By: Ashley Eisenbeiser, MS, CFS, Director, Food and Product Safety Programs, Food Marketing Institute
Traceability is a term that has become a common part of the food industry’s vocabulary over the last 15 years. The Bioterrorism Act of 2002 requires food to be able to be traced one forward and one back in the supply chain. Since 2002, there continues to be great interest from both consumers and the food industry in food traceability and the ability to track and access information about a product at any point in the supply chain, from the farm through processing to retail. Consumers want to know more and more about the food they are purchasing and they expect that this information will be provided to them. Grocers are committed to providing more information to their customers.
The Institute of Food Technologist (IFT) has been involved in food traceability for many years and in 2013 launched the Global Food Traceability Center (GFTC). GFTC is the global resource and voice on food traceability. GFTC serves stakeholders from the entire food system, by providing traceability resources through education and training, expertise, and research for industry, academia, government agencies, and consumer groups. The FMI Foundation is a founding sponsor of the GFTC and since its inception, has supported the GFTC to be the thought leader for the food industry on food traceability.
Food traceability is not a goal, but rather a backbone to many goals of the food system and plays a critical role in food safety and protecting our global food supply chain. Beyond food safety, traceability plays a role in achieving food security, sustainability, defense, and protection.
The GFTC has worked on identifying what data is needed to achieve traceability. No matter what the goal is, whether its food security or food defense, there is a common traceability framework that applies to different food sectors. There are points in the supply chain where information will need to be captured to follow the flow of food. These points are known as Critical Tracking Events (CTE). Examples of CTEs include shipping, receiving, processing, etc. At each CTE, there are data, known as Key Data Elements (KDEs) that must be captured in order to track and trace a product throughout the supply chain.
There has been a lot of buzz across the food industry surrounding the topic of blockchain. Although blockchain technology seems promising for advancing food traceability, its application is still in its infancy and we don’t know what role it will play in food traceability in the future. However, we do know that the future and success of blockchain and other emerging technologies to enhance traceability will still depend on the collaboration of supply chain partners to adopt harmonized and interoperable systems that allow for the exchange of Key Data Elements at Critical Tracking Events.

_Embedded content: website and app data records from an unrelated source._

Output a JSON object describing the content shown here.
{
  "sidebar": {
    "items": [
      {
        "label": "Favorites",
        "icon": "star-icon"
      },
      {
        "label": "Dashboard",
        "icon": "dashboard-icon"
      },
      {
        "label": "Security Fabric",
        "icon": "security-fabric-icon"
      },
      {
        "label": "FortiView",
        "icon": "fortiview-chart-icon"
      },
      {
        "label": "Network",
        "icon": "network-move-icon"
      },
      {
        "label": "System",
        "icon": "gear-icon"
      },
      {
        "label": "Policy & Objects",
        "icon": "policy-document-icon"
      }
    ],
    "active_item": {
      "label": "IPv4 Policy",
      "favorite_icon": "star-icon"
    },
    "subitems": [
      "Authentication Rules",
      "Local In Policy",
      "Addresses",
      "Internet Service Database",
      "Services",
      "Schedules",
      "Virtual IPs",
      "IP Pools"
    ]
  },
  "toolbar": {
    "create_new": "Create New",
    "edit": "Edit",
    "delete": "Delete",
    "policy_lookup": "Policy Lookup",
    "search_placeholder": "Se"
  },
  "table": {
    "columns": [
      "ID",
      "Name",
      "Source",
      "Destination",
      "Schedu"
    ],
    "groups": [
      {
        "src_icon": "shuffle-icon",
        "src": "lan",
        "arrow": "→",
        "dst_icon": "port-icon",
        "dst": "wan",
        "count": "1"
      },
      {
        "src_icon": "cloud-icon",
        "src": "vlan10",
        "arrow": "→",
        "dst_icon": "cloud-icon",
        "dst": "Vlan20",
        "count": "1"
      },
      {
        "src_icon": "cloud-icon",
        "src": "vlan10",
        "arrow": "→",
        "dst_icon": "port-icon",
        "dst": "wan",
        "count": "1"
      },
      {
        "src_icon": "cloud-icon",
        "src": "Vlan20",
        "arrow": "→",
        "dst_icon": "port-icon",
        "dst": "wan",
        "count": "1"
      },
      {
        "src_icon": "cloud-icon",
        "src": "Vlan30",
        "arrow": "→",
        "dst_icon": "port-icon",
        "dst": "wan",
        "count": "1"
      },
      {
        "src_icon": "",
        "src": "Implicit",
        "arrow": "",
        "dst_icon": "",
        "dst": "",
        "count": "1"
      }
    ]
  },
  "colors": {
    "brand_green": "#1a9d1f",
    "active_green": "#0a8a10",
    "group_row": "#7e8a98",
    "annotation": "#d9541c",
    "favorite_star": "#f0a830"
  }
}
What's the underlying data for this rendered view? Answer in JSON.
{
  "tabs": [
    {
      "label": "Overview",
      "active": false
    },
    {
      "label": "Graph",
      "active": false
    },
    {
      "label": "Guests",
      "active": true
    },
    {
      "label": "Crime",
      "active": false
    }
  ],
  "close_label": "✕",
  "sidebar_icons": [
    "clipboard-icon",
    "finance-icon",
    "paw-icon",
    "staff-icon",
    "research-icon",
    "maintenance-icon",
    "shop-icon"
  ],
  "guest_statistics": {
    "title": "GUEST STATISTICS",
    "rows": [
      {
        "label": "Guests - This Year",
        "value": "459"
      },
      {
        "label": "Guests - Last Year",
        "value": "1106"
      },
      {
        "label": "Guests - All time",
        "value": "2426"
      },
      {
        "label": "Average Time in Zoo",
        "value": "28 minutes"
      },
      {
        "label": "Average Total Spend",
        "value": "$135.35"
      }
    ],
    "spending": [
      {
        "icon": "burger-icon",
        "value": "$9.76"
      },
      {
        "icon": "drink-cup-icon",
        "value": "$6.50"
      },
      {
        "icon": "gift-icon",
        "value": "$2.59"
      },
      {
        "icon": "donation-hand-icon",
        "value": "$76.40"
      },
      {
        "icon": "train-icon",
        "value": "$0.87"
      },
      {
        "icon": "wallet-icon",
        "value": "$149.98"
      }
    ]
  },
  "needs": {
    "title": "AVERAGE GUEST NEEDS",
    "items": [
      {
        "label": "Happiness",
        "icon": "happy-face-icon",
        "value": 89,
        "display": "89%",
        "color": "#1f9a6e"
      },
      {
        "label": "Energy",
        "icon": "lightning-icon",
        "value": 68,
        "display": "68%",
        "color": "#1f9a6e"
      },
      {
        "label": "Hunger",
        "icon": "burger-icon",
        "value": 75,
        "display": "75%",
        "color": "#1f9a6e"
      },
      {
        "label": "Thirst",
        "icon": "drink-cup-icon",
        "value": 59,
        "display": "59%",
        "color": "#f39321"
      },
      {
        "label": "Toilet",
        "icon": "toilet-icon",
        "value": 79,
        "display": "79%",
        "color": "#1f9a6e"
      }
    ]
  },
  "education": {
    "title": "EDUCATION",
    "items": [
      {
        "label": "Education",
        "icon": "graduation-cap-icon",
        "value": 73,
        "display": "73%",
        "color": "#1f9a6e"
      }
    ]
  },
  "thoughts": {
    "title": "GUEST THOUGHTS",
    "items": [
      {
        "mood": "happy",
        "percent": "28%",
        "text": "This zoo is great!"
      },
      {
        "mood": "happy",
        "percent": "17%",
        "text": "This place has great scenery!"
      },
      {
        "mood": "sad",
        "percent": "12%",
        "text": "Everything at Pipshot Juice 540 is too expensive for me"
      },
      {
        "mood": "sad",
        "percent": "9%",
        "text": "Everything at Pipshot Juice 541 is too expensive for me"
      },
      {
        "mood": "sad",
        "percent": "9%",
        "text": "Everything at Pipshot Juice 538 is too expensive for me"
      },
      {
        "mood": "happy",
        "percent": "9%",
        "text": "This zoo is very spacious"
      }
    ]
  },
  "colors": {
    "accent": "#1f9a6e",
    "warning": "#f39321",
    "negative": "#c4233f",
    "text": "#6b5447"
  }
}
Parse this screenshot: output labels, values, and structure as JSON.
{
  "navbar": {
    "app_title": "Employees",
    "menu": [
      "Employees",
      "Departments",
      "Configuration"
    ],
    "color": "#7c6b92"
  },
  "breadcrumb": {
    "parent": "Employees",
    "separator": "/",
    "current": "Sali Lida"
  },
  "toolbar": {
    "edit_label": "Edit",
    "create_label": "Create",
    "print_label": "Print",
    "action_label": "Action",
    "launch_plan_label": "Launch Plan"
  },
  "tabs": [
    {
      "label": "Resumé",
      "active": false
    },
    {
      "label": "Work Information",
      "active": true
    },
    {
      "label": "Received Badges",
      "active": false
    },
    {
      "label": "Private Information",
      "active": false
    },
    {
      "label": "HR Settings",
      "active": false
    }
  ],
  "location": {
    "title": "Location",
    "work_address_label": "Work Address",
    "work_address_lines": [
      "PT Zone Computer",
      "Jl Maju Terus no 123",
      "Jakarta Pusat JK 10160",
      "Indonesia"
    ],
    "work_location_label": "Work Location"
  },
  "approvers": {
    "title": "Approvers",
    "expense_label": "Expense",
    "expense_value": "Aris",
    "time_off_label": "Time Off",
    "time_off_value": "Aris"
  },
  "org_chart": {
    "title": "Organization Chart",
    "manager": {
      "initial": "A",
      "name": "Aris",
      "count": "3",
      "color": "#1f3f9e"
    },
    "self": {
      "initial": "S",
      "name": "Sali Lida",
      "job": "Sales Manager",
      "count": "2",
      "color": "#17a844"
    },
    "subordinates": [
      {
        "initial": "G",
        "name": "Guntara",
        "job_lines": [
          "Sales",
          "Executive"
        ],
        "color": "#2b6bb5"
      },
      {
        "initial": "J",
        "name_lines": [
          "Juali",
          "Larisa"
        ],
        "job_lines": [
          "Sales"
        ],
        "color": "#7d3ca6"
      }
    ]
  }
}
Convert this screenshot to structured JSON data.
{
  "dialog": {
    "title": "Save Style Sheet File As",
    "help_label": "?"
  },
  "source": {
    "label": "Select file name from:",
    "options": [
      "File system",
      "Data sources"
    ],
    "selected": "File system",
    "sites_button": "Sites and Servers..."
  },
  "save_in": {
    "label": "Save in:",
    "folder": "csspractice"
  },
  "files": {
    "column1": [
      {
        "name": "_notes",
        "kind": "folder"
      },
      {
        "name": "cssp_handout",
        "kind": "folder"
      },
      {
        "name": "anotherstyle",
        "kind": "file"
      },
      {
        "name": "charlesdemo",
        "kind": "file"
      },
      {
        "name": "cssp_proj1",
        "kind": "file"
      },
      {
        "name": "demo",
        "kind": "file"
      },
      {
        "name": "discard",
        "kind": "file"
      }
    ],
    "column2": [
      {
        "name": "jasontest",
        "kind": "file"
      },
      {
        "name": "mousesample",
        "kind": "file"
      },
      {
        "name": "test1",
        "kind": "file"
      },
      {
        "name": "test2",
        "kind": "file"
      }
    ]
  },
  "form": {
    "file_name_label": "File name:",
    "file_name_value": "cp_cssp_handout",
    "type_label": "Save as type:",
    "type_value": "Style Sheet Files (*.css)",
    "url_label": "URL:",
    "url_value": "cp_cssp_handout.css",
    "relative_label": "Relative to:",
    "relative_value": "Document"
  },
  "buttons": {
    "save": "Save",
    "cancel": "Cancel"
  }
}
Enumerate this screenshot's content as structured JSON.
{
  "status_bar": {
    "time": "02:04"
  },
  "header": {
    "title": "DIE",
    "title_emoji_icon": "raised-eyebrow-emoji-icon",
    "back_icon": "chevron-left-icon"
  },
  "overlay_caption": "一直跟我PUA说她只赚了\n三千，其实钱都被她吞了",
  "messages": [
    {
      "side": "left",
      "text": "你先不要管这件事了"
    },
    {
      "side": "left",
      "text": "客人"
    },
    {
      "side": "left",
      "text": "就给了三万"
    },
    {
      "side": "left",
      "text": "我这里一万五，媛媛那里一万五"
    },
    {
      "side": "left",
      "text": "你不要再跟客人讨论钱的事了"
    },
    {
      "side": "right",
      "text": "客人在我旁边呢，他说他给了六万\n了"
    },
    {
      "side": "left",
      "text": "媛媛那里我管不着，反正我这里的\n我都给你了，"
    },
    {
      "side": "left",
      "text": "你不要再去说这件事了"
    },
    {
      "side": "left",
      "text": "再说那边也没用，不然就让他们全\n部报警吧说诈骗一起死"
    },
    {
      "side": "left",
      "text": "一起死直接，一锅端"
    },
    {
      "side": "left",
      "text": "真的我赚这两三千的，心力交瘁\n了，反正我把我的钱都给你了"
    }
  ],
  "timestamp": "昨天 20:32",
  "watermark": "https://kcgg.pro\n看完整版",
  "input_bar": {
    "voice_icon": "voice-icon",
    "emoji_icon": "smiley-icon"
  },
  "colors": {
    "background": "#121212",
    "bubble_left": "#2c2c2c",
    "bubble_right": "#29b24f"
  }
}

No matter what the future of food traceability looks like, grocers need to consider and be prepared for what implications consumer trends and consumer expectations will have on food traceability.
Check out the resources below or visit FMI Center for Food Safety and Defense for more information on food safety, including traceability: